▶ **Your objective**
Could you copy out all of the records below exactly, leaving out every picture?

(Dataset content begins)

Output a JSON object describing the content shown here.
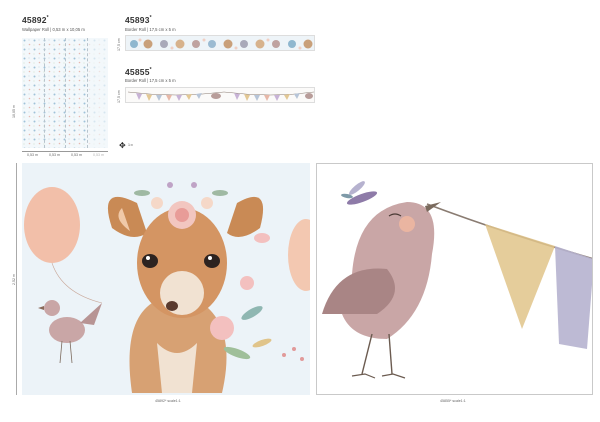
{
  "products": [
    {
      "code": "45892",
      "mark": "*",
      "description": "Wallpaper Roll | 0,53 m x 10,05 m"
    },
    {
      "code": "45893",
      "mark": "*",
      "description": "Border Roll | 17,5 cm x 5 m"
    },
    {
      "code": "45855",
      "mark": "*",
      "description": "Border Roll | 17,5 cm x 5 m"
    }
  ],
  "wallpaper_dimensions": {
    "roll_widths": [
      "0,53 m",
      "0,53 m",
      "0,53 m",
      "0,53 m"
    ],
    "height_label": "10,05 m"
  },
  "border_heights": [
    "17,5 cm",
    "17,5 cm"
  ],
  "scale": {
    "icon": "move-arrows-icon",
    "label": "1:x"
  },
  "panels": {
    "left_height": "2,52 m",
    "left_caption": "45892* scale1:1",
    "right_caption": "45855* scale1:1"
  },
  "colors": {
    "deer": "#c98a55",
    "balloon": "#f3b9a0",
    "bird": "#c9a6a6",
    "flag_gold": "#e0c48a",
    "flag_lilac": "#b6b2cf",
    "wallpaper_bg": "#f3f8fb"
  }
}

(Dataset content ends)

▶ **Response area**
Output a JSON object describing the content shown here.
{
  "products": [
    {
      "code": "45892",
      "mark": "*",
      "description": "Wallpaper Roll | 0,53 m x 10,05 m"
    },
    {
      "code": "45893",
      "mark": "*",
      "description": "Border Roll | 17,5 cm x 5 m"
    },
    {
      "code": "45855",
      "mark": "*",
      "description": "Border Roll | 17,5 cm x 5 m"
    }
  ],
  "wallpaper_dimensions": {
    "roll_widths": [
      "0,53 m",
      "0,53 m",
      "0,53 m",
      "0,53 m"
    ],
    "height_label": "10,05 m"
  },
  "border_heights": [
    "17,5 cm",
    "17,5 cm"
  ],
  "scale": {
    "icon": "move-arrows-icon",
    "label": "1:x"
  },
  "panels": {
    "left_height": "2,52 m",
    "left_caption": "45892* scale1:1",
    "right_caption": "45855* scale1:1"
  },
  "colors": {
    "deer": "#c98a55",
    "balloon": "#f3b9a0",
    "bird": "#c9a6a6",
    "flag_gold": "#e0c48a",
    "flag_lilac": "#b6b2cf",
    "wallpaper_bg": "#f3f8fb"
  }
}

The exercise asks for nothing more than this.